(Over the next week, we will be examining each of the A's arbitration-eligible players to determine whether they will return in 2019.)

While other A's relievers may have earned more notoriety, Ryan Buchter was an important part of the bullpen in 2018. The 31-year-old southpaw went 6-0 with a 2.75 ERA in 39 1/3 innings in his first season with Oakland.

Buchter was especially effective against left-handed hitters, limiting them to a .169/.231/.265 slash line. He finished the season extremely strong, allowing just two runs in his final 24 appearances.

The fourth-year pro earned $555k in 2018 and is projected to get $1.3 million in arbitration, according to MLB Trade Rumors.

Why he might be a bargain

Buchter spent almost the entire year as Oakland's only left-hander in the bullpen. Manager Bob Melvin relied on him to retire opponents' best left-handed hitters, and Buchter did a tremendous job of that. He also faced a number of right-handed batters and held his own against them.

For $1.3 million, the A's would be wise to bring Buchter back, especially since there is a good chance they will lose Jeurys Familia, Fernando Rodney, and Shawn Kelley.

Why he might be too pricey

Some might argue that $1.3 million is too much money to spend on a left-handed specialist. Most of Buchter's outings lasted less than an inning, as he was typically only asked to retire one or two batters.

Even if the A's do end up losing Familia, Rodney, and Kelley, they still have solid right-handers to turn to in Blake Treinen, Lou Trivino, J.B. Wendelken, and Yusmeiro Petit.

Verdict

For just over a million dollars, Buchter is absolutely worth bringing back for another season. He proved to be a reliable left-handed option out of the bullpen and only got better as the season progressed. While Oakland has other reliable arms in the pen, Buchter is their only left-hander and would be especially valuable against AL West lefties like Robinson Cano, Kole Calhoun, Josh Reddick, and Joey Gallo.
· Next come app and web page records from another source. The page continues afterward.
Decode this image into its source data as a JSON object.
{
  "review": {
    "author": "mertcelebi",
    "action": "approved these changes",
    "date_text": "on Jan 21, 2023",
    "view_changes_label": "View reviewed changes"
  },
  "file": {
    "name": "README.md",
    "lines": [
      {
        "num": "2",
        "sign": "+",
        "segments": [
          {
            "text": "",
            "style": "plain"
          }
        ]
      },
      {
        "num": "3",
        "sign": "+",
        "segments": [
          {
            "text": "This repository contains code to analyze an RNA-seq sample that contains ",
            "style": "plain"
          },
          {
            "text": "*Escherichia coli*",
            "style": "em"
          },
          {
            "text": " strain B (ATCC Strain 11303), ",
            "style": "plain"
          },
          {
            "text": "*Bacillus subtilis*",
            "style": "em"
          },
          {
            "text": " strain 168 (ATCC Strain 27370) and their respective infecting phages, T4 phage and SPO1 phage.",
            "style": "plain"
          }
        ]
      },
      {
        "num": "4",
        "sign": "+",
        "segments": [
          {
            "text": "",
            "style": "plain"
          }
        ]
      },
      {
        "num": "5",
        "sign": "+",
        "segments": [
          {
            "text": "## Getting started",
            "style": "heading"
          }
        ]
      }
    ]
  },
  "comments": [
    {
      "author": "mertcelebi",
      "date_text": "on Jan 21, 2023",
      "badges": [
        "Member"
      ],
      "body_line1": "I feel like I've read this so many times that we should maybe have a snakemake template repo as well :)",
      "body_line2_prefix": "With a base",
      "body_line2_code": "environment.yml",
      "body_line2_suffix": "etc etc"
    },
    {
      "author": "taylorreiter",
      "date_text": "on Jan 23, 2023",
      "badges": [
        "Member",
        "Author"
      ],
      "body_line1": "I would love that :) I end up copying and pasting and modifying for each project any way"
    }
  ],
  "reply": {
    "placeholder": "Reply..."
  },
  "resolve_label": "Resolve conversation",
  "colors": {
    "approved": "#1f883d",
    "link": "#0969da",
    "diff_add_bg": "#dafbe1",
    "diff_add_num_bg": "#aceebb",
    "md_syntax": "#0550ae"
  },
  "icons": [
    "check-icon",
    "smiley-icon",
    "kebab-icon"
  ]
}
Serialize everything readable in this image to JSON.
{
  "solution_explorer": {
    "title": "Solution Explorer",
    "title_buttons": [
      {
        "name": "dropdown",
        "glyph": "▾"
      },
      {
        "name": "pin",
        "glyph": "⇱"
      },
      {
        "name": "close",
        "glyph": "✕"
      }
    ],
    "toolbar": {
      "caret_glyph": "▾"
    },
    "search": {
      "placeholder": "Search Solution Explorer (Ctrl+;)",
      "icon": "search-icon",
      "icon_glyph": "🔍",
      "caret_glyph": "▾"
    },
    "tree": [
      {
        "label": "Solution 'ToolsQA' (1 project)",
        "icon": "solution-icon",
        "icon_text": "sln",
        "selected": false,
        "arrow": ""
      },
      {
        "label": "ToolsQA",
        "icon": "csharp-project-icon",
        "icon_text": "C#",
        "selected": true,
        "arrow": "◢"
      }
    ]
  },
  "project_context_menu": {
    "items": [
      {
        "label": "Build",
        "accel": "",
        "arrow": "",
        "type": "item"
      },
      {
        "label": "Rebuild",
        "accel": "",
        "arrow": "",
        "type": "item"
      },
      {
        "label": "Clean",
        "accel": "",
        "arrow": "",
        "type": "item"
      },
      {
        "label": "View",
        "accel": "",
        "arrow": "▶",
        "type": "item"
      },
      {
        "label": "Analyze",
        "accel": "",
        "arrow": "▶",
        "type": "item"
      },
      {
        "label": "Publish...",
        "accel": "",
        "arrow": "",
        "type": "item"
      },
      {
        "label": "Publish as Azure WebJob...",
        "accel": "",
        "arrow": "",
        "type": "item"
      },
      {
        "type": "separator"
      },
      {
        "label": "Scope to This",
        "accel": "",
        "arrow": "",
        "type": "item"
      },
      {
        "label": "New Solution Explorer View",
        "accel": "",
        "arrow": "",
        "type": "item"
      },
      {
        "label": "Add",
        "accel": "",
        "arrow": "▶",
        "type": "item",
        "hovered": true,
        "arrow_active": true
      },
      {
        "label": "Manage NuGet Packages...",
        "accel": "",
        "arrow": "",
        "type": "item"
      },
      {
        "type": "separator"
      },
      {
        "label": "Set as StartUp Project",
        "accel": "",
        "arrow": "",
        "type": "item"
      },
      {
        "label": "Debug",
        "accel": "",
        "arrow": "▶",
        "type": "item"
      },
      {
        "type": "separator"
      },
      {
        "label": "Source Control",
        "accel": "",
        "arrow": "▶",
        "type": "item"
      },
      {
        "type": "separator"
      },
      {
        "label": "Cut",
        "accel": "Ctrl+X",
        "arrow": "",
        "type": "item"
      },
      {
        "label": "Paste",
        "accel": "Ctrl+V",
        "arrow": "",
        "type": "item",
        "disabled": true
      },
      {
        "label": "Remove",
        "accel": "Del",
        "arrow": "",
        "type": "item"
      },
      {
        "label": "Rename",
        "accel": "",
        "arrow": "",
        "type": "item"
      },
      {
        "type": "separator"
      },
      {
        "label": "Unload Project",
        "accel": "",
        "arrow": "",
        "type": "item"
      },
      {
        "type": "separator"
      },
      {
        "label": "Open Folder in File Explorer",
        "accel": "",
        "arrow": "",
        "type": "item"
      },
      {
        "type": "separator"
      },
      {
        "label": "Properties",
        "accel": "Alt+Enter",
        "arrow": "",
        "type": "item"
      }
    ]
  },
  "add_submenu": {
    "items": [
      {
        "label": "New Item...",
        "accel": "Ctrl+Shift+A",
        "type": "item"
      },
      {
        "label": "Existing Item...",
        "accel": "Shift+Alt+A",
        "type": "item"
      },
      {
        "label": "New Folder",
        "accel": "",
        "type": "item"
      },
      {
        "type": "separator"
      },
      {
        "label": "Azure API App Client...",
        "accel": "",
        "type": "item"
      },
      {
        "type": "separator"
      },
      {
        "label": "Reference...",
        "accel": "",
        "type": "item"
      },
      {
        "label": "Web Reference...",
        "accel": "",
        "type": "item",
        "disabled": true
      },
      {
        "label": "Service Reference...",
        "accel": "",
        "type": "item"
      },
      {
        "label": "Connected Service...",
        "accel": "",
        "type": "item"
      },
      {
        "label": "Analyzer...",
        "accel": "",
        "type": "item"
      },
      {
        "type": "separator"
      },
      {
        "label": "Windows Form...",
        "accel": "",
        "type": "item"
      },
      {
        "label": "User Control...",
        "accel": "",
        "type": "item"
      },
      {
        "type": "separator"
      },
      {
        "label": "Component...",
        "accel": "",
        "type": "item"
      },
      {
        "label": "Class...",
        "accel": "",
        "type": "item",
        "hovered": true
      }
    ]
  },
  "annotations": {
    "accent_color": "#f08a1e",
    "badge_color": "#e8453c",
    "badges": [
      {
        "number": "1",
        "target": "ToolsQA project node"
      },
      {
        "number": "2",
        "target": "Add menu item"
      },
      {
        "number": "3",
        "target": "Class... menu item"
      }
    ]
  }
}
Evaluating A's arbitration in 2018 MLB offseason: Khris Davis

Evaluating A's arbitration in 2018 MLB offseason: Khris Davis

(Over the next week, we will be examining each of the A's arbitration-eligible players to determine whether they will return in 2019.)

Khris Davis is the best power hitter in baseball. That's not an opinion. It's a fact.

Over the last three seasons, Davis leads all of MLB with 133 home runs. He led the league with 48 homers this past season and finished second with 123 RBI. It marked the third straight year he hit 40-plus home runs and drove in more than 100 runs.

Davis, 30, slashed .247/.326/.549 for the season. Incredibly, it was the fourth straight year he hit exactly .247.

Davis earned a team-high $10.5 million and is projected to get $18.1 million in arbitration, according to MLB Trade Rumors.

Why he might be a bargain

It's hard to call $18.1 million a bargain, but for Khris Davis, it probably is. Davis affects the A's lineup in a way that very few other hitters can. He changes the way other A's players are pitched and can change any game with one swing of the bat.

Davis has also been extremely durable during his three seasons in Oakland. He has missed just 32 games over the course of three years, playing in 150 games or more in all three seasons. Davis' power numbers have improved each year in Oakland, from 42 home runs and 102 RBI in 2016, to 43 homers and 110 RBI in 2017, to a career-high 48 round-trippers and 123 RBI in 2018.

Why he might be too pricey

It's honestly hard to even make this argument. I guess you could say $18.1 million is too much for a designated hitter who doesn't hit for a great average.

While it's obviously a lot of money, Davis has earned whatever he gets.

Verdict

Davis will be back in Oakland next season. Executive vice president of baseball operations Billy Beane has already said as much. The real question is whether the A's will lock him up past 2019.

Beyond his production on the field, Davis has become a leader in the clubhouse and a fan favorite. He truly loves playing in Oakland, and Oakland loves him.